Grid ref: SN880190

Fan Gyhirych is accessible from a couple of different directions. I parked up near Cray Reservoir and walked north along the main road a little way before taking the first road on the right, a gently ascending country lane. This leads you to a private gravel road on your right, which is fully accessible to walkers, you can follow this up to quite close to the summit.

Fan Gyhirych
Fan Gyhirych approached from the North. Tamron Adaptall SP 24-48 @ 48mm, f8.

You can turn off the main gravel track – as I did – and walk a small track on the edge of the ridge up – which eventually joins up with the wider and more established South Wales Traverse track.

Fan Gyhirych
You can get off the track and walk along the edge of the ridge up. Tamron Adaptall SP 24-48 @ 24mm, f8.

The views on the ascent are really clear and impressive as you see the steepest side of it and how it sits amongst the surrounding peaks, often walks towards a summit don’t give you the chance to capture the whole mountain easily.

Cray Reservoir
As you ascend you get nice views over Cray reservoir. Tamron Adaptall SP 24-48 @ 24mm, f8.
I was lucky enough to get some changing weather conditions, the bright blue skies and light clouds replaced with a snowstorm on the way up. Tamron Adaptall SP 24-48 @ 35mm, f8.

Looking to the right you also get great views of another range of six mountains that are on my to-do list.

Tail end of the storm
A range of six mountains are West of Fan Gyhirych and very much on the to-do list. Tamron Adaptall SP 24-48mm @ 35mm, f8.

Once you are near the summit the path opens up and going is very smooth and easy towards another trig point that is painted white, but rather than a red Welsh Dragon it has Cofiwch Dryweryn written on it. This means Remember Tryweryn, and was originally painted by Author and journalist Meic Stephens onto the wall of a ruined cottage in the early 1960s following the decision by Liverpool City Council to flood the Tryweryn Valley to create the Llyn Celyn reservoir. It has since become a slogan of Welsh Nationalism.

Look carefully and you will spot two walkers near the summit. This mountain was actually more popular than expected. Tamron Adaptall SP 24-48 @ 24mm, f8.
Fan Gyhirych
View to the six mountains. Tamron Adaptall SP 24-48 @ 48mm, f11.

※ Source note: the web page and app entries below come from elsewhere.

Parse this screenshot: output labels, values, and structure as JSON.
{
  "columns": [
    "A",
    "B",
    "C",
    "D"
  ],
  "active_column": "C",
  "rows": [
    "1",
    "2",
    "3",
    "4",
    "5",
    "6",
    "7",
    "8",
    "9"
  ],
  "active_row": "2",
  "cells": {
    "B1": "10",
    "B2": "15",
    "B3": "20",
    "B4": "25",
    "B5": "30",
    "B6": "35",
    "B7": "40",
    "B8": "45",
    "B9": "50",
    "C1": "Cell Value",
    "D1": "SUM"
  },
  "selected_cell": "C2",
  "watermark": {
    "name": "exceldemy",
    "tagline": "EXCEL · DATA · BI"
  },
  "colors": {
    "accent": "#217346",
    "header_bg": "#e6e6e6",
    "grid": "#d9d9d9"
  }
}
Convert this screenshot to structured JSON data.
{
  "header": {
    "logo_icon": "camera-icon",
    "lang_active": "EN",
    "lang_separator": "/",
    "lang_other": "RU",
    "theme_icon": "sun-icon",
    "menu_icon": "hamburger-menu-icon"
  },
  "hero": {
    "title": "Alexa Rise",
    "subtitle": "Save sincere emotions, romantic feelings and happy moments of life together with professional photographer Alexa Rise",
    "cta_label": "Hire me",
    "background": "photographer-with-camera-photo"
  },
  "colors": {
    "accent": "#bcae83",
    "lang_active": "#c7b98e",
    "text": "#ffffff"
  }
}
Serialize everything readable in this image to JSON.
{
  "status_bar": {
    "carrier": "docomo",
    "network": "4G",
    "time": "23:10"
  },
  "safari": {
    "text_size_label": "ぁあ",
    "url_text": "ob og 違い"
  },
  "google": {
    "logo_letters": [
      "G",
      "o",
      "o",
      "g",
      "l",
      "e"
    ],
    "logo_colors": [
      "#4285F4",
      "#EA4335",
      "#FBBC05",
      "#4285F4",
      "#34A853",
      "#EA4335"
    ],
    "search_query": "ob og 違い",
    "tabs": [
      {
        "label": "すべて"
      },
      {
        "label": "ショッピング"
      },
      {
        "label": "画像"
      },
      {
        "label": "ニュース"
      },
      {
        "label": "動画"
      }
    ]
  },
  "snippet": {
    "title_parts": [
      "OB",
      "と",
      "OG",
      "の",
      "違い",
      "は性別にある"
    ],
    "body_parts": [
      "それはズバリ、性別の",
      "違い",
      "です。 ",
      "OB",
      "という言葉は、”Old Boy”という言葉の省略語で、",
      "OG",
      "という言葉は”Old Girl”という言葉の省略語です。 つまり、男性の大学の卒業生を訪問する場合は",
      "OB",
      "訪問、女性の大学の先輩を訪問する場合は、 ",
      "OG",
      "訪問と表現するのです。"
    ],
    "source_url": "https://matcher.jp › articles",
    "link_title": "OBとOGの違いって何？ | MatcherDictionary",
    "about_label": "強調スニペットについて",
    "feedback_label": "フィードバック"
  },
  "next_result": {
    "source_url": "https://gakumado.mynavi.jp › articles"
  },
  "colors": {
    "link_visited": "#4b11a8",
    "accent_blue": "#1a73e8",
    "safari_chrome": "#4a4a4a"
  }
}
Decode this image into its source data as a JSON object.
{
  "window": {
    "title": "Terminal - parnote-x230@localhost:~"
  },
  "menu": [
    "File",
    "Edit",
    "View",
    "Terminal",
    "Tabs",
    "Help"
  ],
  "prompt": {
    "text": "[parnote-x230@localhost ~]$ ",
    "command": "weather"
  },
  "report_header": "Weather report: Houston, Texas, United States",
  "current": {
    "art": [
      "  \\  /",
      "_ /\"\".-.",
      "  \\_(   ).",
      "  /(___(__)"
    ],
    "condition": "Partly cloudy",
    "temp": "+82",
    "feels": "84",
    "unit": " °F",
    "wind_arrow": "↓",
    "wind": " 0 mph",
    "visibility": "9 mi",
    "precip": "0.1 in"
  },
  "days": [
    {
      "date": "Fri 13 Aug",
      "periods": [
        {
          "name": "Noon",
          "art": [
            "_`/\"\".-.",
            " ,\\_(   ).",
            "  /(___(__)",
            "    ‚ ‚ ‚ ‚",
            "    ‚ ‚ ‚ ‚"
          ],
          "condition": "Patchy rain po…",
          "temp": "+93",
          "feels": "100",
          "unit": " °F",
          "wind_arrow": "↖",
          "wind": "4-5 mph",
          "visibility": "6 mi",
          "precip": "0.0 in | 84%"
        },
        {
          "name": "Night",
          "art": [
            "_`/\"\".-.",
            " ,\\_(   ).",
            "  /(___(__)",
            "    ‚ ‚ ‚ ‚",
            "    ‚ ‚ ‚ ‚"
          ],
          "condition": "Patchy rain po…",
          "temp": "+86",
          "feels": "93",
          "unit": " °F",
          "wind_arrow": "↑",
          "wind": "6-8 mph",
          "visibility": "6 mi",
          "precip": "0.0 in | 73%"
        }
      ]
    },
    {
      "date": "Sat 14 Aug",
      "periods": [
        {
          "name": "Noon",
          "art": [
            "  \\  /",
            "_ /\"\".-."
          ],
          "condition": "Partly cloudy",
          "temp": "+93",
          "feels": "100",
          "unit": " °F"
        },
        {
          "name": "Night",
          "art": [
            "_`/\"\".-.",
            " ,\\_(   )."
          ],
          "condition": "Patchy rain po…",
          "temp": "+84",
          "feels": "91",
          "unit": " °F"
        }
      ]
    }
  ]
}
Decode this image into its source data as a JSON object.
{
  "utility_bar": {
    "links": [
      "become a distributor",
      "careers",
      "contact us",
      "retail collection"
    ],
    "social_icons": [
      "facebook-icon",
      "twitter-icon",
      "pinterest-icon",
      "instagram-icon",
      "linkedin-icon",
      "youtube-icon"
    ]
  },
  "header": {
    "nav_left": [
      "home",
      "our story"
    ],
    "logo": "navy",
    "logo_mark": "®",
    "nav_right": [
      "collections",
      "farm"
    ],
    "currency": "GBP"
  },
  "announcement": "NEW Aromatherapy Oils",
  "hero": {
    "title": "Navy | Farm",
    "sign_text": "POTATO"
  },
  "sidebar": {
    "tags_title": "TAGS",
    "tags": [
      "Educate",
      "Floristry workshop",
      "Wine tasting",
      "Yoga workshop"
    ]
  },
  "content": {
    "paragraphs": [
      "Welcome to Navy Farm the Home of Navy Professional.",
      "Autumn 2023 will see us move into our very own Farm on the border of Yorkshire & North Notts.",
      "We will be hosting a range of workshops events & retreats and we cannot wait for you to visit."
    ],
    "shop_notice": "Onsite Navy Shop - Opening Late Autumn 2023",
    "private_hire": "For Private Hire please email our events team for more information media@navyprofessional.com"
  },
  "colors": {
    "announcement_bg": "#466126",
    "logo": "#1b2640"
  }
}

I saw one couple, pictured above, walking ahead of me to the summit, but after my descent and as I approached the neighbouring Fan Fraith I saw a couple of groups approaching from the South. It was certainly not busy, but busier than I expected, it was great to see others enjoying a cold, but beautiful day.

The view from Fan Gyhirych
The view South. Tamron Adaptall SP 24-48 @ 48mm, f8.
Fan Gyhirych, view to Pen y Fan
Some snow in the grass as you look towards Pen y Fan. Tamron Adaptall SP 24-48 @ 48mm, f8.
Wide View
The views are well worth the walk up. Tamron Adaptall SP 24-48 @ 24mm, f11.

You can walk back to the starting point by reversing your steps exactly, or you can drop down and take the gravel track all of the way. According to the OS Map you can take the South Wales Traverse down the West side and back to the road that way. This would be the shortest way up and down, but a lot steeper.

I had already planned to continue on to Fan Fraith as it is very close by, and then swing around to Fan Nedd, before heading back to the car via the gravel road. I’d really recommend this loop as it is under 12 miles total but takes in three mountains without any massive drops – although you do dip before Fan Nedd.